Time for Change; Positive Disruption to the Medical Cocoon

Nurture by Steelcase, Empath

Nurture by Steelcase, Empath

Every year 187,000 people die from medical errors and hospital-acquired infections in the United States. In fact, it is the third highest cause of death. To make matters worse, among the advanced economies of the world, the U.S. spends the most on healthcare with one of the worst outcomes, ranking 46thin efficiency. In comparison, Canada ranks 17th and Mexico 15th, according to a Bloomberg report.  As a father of four, hearing statistics like this often makes me shudder. But with the new year fresh, there is one thing that has brought me comfort when thinking about our healthcare model; the wide spread realization that it is indeed time for change.

For some time there has been dissatisfaction with this unbalanced healthcare equation– among patients, insurers, government, and within healthcare organizations that strive for excellence. Finally the chatter and debate has turned to action and we are embarking on a new era. Are all the answers known? No. But in the industry overall, everyone is passionate about making a positive change and moving away from the healthcare model of a bygone day.

The desire to change is being fueled by unacceptable outcomes, unsustainable costs and continued advancements in technology.  As we see the transformation that is taking place, we can frame our thinking around  three primary tensions:
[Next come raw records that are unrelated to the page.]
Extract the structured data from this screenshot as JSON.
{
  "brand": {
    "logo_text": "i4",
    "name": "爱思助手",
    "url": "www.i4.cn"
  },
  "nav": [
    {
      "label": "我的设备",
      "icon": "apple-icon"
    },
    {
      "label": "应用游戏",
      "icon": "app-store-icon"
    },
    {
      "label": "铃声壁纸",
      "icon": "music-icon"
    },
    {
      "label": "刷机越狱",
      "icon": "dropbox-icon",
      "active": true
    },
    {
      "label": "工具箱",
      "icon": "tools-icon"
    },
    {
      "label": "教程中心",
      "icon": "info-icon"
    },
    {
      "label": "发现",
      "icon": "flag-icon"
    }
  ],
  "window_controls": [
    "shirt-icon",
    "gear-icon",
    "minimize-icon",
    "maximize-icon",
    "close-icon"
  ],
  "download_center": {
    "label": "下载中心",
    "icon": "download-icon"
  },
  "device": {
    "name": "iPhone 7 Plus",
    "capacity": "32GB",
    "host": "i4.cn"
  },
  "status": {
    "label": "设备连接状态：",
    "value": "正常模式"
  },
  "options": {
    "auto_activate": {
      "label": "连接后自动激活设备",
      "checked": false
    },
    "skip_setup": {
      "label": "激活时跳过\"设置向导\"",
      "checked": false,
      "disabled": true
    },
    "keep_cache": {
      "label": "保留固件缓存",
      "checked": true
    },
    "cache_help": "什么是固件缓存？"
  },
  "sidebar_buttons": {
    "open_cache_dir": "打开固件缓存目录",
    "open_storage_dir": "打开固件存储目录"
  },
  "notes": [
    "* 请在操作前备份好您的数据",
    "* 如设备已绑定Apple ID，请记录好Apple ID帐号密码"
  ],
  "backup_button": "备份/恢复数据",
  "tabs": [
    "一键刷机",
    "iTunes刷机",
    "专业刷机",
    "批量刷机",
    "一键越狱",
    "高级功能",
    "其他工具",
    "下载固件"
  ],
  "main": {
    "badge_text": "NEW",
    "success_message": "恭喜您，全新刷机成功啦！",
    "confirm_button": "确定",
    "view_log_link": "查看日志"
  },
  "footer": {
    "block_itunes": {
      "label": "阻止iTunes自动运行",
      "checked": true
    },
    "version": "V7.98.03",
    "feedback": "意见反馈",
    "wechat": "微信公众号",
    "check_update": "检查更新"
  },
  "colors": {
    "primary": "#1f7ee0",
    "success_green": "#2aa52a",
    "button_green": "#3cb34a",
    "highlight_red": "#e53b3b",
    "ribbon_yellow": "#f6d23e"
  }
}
  1. The industry is beginning to shift from a volume-based model to a value-based model.
  2. Healthcare participants are shifting from a passive to a more active role in their care.
  3. Siloed healthcare processes are becoming more open and collaborative interactions.
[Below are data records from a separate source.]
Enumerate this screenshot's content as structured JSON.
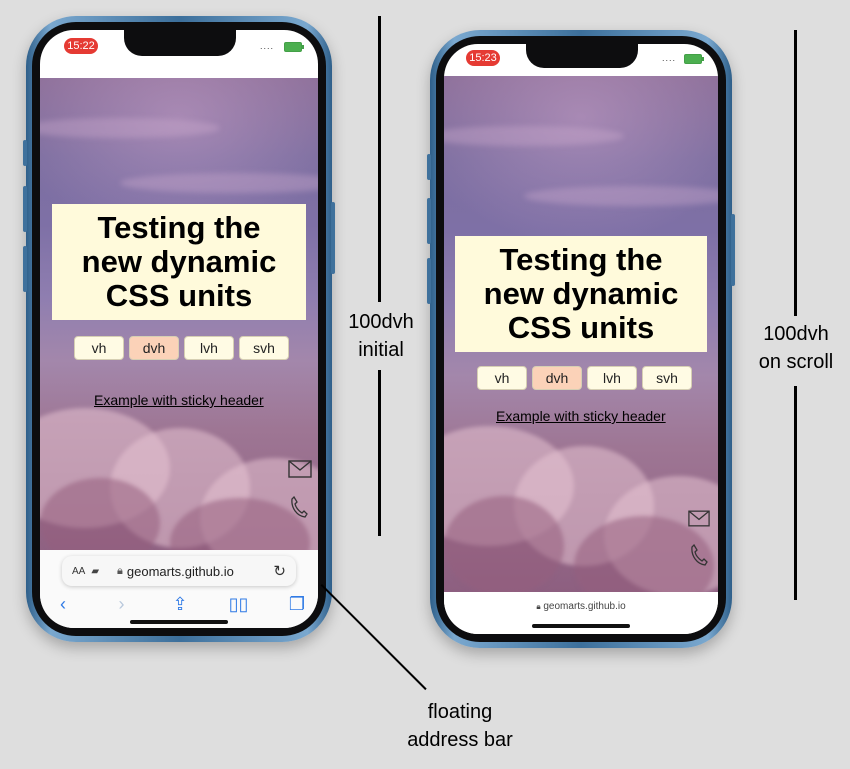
{
  "phones": [
    {
      "status_time": "15:22",
      "title_lines": [
        "Testing the",
        "new dynamic",
        "CSS units"
      ],
      "unit_buttons": [
        {
          "label": "vh",
          "active": false
        },
        {
          "label": "dvh",
          "active": true
        },
        {
          "label": "lvh",
          "active": false
        },
        {
          "label": "svh",
          "active": false
        }
      ],
      "link_text": "Example with sticky header",
      "address_bar": {
        "aa_label": "AA",
        "url": "geomarts.github.io"
      },
      "annotation": {
        "line1": "100dvh",
        "line2": "initial"
      }
    },
    {
      "status_time": "15:23",
      "title_lines": [
        "Testing the",
        "new dynamic",
        "CSS units"
      ],
      "unit_buttons": [
        {
          "label": "vh",
          "active": false
        },
        {
          "label": "dvh",
          "active": true
        },
        {
          "label": "lvh",
          "active": false
        },
        {
          "label": "svh",
          "active": false
        }
      ],
      "link_text": "Example with sticky header",
      "compact_url": "geomarts.github.io",
      "annotation": {
        "line1": "100dvh",
        "line2": "on scroll"
      }
    }
  ],
  "callout": {
    "line1": "floating",
    "line2": "address bar"
  },
  "colors": {
    "status_pill": "#e53a33",
    "title_box": "#fffadb",
    "active_button": "#fbd2b8",
    "safari_blue": "#2f7ae5",
    "frame_blue": "#3c6f9b"
  },
  "icons": [
    "mail-icon",
    "phone-icon",
    "lock-icon",
    "reload-icon",
    "back-icon",
    "forward-icon",
    "share-icon",
    "bookmarks-icon",
    "tabs-icon"
  ]
}
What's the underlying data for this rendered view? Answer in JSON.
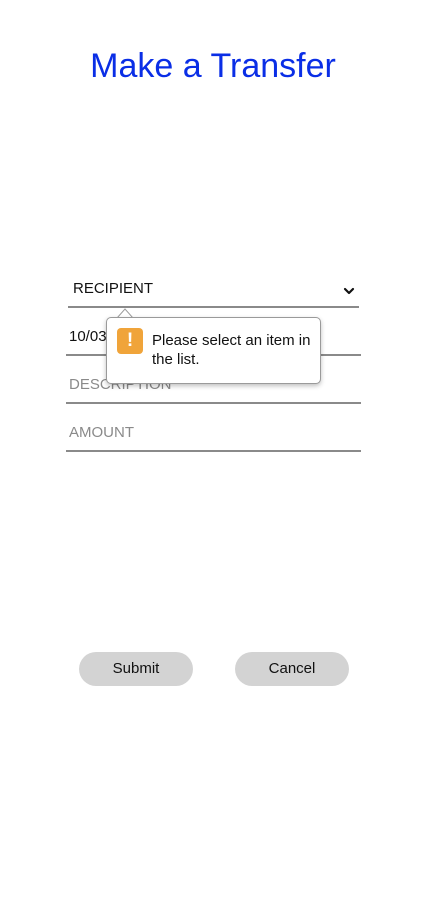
{
  "title": "Make a Transfer",
  "form": {
    "recipient": {
      "selected": "RECIPIENT"
    },
    "date": {
      "value": "10/03"
    },
    "description": {
      "placeholder": "DESCRIPTION"
    },
    "amount": {
      "placeholder": "AMOUNT"
    }
  },
  "validation_tooltip": {
    "icon": "warning-icon",
    "icon_glyph": "!",
    "message": "Please select an item in the list.",
    "icon_color": "#f0a43a"
  },
  "buttons": {
    "submit_label": "Submit",
    "cancel_label": "Cancel"
  },
  "colors": {
    "title": "#0a2ee6",
    "button_bg": "#d3d3d3"
  }
}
In today’s health systems, evaluation and reimbursement are based on the quantity of care provided – whether or not patients see positive results. We’re moving to a new system, where volume is replaced with value, and compensation is based around providing successful outcomes and creating satisfying experiences. This is evident in things such as rapid consolidation and acquisition into large regional and national organizations offering an opportunity to create value-based care models. Also the new legislation and policy reform through the Affordable Care Act is intended to drive more accountability in health organizations, and increase demand for healthcare.
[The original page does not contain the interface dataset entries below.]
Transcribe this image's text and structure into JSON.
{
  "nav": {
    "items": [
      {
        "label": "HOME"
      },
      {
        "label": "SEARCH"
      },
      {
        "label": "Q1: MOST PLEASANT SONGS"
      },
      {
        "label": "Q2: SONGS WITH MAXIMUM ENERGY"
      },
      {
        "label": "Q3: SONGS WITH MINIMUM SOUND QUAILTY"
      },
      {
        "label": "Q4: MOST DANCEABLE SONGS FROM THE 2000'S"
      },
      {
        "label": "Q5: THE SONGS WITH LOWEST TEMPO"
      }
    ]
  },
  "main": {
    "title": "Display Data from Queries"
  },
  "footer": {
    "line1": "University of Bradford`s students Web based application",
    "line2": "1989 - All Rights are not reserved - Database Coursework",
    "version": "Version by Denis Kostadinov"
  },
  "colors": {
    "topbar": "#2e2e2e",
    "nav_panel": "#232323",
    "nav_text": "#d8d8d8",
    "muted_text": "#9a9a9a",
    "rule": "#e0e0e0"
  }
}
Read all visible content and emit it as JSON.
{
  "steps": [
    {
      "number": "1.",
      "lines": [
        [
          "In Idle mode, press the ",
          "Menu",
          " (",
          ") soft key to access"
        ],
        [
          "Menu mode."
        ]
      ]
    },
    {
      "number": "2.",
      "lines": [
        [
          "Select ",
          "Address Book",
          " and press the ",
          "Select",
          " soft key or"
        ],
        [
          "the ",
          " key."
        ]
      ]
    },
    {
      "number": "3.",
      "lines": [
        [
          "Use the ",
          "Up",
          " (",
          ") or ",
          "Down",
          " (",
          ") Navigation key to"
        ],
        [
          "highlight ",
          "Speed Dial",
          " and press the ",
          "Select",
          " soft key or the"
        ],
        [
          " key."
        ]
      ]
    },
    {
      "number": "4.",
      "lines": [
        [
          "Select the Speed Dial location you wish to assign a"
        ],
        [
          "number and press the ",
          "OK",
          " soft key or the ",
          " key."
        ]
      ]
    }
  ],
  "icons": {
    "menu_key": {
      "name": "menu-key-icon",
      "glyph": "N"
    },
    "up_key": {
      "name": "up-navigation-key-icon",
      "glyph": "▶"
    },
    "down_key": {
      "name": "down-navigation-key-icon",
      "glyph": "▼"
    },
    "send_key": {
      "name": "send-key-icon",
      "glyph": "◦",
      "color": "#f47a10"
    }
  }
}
We’re moving away from directive, one-way processes – intensive interactions punctuated with unproductive waiting or transition times that drain emotional resources and waste the precious resource of time. And we’re moving toward everyone in a healthcare experience participating actively in learning and collaborative decision-making. We’re also moving from disconnected, complicated processes that inhibit behavior change, to collaborative, democratic modes that fuel better outcomes.

This is the new reality. The healthcare journey needs to be an integrated one. One that facilitates connections between patients, families and clinicians. One that enables people to take control of the journey, and their health in general. Amid all this change, still often overlooked or underemphasized, however, is the role of the physical space and the design of the physical space in creating this integrated experience. Faced with such sweeping changes, healthcare organizations should not overlook an asset that’s highly leverageable and pivotal to success; their spaces. There is a significant opportunity to strategically rethink how healthcare spaces can dramatically improve the experiences of everyone involved.

With all the pressing demands on healthcare leaders today, it is understandable that the consideration of how the physical space can have a significant impact on patient behavior and indeed on clinician behavior is dismissed. Reimagining healthcare starts with insights about what people want and need. Reinvention of space starts with insights that result from rigorous study of what physicians and patients need and want, and what they actually do in a space. When both are married, it can have a significant effect on how fast we move towards a better quality of care for everyone involved and how seamlessly these changes come to fruition.